Instructions for the task => A bare number is the only acceptable answer: how many lines of these entries include "mcap"?

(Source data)
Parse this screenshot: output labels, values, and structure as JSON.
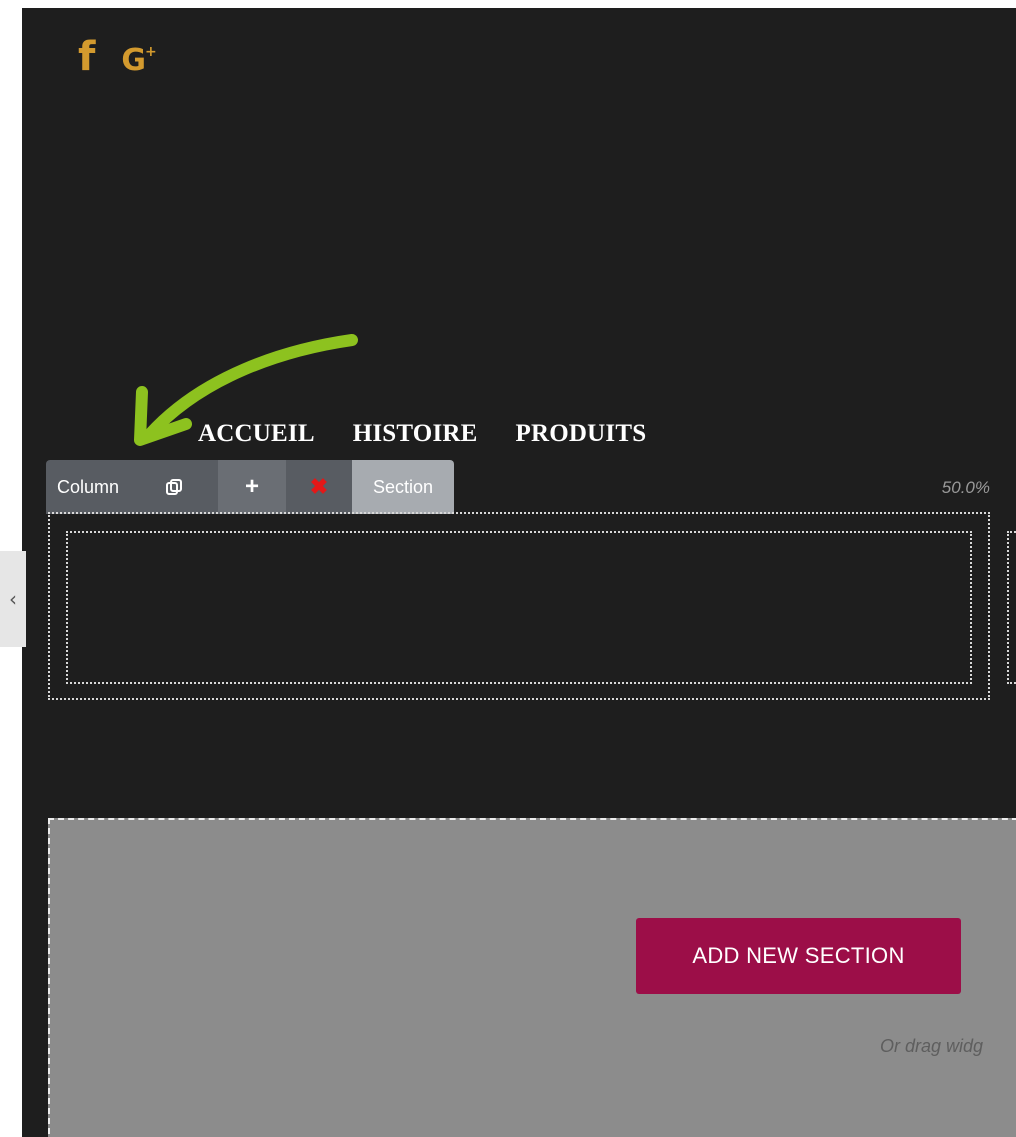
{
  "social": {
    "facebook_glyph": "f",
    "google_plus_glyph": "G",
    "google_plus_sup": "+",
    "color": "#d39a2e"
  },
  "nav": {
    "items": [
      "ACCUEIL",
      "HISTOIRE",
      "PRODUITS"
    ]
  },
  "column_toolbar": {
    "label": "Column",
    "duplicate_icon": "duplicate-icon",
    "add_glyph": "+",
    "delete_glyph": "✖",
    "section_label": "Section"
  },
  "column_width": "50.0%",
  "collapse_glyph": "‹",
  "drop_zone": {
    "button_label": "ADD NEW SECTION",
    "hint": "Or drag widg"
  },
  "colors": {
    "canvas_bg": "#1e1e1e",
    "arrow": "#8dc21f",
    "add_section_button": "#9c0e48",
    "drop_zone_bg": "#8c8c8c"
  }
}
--
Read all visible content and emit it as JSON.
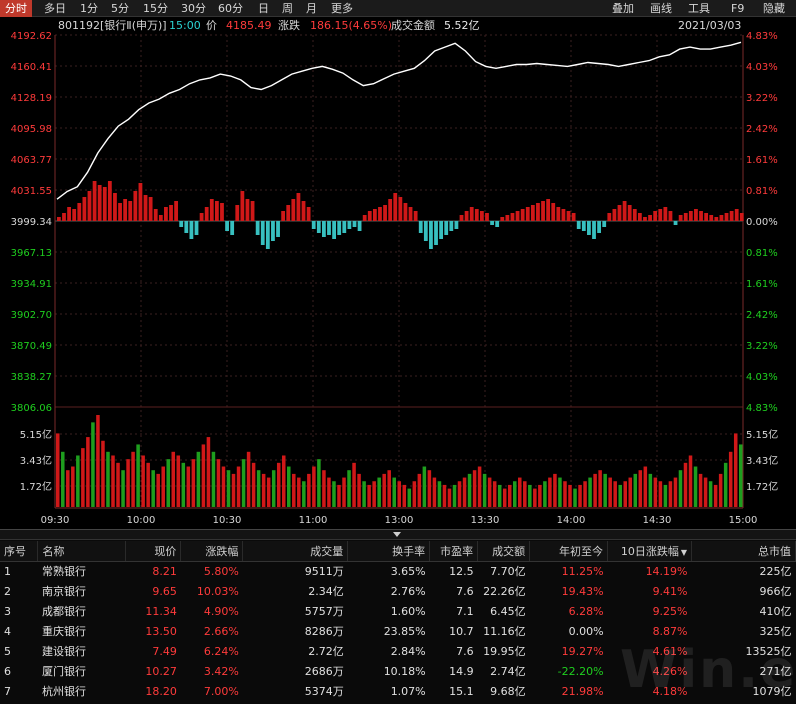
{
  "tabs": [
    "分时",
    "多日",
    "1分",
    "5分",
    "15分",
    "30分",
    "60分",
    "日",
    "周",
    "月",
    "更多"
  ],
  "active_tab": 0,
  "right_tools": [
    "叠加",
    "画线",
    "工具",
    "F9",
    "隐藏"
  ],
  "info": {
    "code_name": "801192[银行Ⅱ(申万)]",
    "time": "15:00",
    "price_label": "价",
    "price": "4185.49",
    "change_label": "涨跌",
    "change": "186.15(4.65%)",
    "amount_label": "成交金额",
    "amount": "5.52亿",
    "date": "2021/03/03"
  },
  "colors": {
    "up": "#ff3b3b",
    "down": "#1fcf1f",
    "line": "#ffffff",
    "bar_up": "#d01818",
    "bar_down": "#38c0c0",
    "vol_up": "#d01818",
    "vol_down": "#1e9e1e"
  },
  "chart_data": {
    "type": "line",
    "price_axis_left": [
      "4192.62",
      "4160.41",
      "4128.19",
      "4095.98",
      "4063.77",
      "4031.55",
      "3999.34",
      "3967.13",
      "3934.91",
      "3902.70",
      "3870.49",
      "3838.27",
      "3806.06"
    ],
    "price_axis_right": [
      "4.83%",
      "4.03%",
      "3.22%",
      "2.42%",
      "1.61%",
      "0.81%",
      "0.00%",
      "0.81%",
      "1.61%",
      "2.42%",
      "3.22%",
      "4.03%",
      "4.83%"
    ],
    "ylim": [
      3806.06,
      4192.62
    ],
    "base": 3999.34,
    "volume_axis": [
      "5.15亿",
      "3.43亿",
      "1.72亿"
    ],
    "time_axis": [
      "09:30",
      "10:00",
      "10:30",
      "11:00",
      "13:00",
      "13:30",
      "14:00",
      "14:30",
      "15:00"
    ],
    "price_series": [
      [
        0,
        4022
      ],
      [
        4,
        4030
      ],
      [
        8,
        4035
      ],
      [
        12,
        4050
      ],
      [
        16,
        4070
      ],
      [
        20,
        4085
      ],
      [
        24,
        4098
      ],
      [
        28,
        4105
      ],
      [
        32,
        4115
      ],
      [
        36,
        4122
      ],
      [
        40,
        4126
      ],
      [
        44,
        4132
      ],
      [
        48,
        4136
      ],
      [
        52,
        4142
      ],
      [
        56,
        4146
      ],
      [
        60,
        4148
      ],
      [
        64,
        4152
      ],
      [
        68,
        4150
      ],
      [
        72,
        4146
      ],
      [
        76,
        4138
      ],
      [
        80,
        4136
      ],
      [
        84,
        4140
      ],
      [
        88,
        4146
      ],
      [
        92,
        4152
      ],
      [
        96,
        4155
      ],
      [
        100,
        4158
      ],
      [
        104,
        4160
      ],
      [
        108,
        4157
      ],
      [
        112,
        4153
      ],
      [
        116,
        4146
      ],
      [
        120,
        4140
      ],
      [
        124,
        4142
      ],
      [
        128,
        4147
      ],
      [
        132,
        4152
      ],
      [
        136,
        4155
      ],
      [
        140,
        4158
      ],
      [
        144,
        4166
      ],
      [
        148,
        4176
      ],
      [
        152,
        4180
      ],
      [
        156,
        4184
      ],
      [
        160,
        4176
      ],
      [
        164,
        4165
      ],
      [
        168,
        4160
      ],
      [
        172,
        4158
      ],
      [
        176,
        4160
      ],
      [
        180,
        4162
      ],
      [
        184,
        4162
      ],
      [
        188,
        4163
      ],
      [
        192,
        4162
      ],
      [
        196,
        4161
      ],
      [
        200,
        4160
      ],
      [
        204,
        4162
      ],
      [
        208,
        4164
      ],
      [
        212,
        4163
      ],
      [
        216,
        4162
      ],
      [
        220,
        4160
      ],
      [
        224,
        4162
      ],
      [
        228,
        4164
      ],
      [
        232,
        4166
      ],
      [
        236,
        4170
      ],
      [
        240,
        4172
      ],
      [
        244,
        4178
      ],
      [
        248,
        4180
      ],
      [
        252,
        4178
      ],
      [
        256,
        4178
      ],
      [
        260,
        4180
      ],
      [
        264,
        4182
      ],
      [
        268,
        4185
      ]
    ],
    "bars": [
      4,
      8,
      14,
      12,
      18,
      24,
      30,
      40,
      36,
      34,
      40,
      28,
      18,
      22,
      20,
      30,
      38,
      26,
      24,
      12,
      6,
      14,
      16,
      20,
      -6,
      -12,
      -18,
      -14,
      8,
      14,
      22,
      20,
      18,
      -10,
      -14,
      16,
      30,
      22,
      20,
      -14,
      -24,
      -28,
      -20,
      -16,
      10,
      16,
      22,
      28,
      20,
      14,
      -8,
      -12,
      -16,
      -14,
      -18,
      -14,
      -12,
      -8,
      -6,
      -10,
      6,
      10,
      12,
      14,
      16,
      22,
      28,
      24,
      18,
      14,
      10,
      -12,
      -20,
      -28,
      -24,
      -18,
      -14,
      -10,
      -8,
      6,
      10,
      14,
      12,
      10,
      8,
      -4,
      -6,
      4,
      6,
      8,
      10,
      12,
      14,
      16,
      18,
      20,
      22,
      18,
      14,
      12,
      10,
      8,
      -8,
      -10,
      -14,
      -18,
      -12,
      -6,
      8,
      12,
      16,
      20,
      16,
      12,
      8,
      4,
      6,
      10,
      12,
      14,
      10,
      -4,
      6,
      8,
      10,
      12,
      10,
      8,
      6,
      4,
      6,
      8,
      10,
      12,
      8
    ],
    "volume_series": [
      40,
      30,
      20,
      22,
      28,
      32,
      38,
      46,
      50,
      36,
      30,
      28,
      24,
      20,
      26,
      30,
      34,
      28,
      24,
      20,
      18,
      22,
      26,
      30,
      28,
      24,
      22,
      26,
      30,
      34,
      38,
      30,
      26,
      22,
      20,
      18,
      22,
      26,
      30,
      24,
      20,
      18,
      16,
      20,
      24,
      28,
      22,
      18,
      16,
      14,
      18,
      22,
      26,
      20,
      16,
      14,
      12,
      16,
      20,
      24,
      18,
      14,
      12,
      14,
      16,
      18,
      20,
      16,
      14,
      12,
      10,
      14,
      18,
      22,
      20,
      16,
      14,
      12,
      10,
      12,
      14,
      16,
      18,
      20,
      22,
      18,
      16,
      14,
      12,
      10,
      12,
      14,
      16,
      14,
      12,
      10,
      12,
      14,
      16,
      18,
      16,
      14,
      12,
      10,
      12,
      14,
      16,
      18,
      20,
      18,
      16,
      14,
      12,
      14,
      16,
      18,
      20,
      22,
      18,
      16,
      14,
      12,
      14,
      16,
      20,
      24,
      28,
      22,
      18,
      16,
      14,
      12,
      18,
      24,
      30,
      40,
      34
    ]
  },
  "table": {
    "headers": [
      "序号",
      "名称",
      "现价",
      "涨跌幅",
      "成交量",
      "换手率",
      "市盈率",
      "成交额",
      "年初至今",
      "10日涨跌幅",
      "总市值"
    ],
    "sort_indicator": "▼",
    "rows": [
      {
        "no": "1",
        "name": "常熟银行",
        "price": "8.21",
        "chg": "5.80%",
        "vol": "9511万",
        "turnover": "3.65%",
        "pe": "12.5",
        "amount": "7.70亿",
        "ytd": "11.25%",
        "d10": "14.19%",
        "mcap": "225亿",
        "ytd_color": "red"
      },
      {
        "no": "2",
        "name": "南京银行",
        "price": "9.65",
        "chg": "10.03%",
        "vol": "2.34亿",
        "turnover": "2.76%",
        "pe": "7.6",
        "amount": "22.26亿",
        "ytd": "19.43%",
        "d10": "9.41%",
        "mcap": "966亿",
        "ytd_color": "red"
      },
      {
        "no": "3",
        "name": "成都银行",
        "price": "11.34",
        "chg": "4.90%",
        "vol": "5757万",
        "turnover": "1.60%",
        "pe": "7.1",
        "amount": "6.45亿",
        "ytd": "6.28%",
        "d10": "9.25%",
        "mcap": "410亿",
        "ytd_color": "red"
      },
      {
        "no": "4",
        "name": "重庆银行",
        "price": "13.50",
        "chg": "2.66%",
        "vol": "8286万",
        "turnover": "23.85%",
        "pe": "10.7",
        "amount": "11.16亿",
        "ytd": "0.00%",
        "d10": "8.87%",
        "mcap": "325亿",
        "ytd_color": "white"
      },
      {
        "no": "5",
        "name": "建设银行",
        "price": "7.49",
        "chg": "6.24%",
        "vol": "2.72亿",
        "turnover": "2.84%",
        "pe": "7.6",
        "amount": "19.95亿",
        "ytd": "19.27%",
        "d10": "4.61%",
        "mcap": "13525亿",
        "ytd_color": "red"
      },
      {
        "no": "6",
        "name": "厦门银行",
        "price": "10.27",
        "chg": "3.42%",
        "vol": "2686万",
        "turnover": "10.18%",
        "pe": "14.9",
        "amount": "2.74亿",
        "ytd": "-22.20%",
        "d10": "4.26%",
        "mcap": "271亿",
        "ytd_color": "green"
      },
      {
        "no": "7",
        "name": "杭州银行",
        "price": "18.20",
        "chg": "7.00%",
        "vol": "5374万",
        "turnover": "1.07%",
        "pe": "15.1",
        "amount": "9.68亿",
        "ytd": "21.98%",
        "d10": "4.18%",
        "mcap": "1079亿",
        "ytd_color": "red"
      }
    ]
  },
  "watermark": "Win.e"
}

Exercise output => 7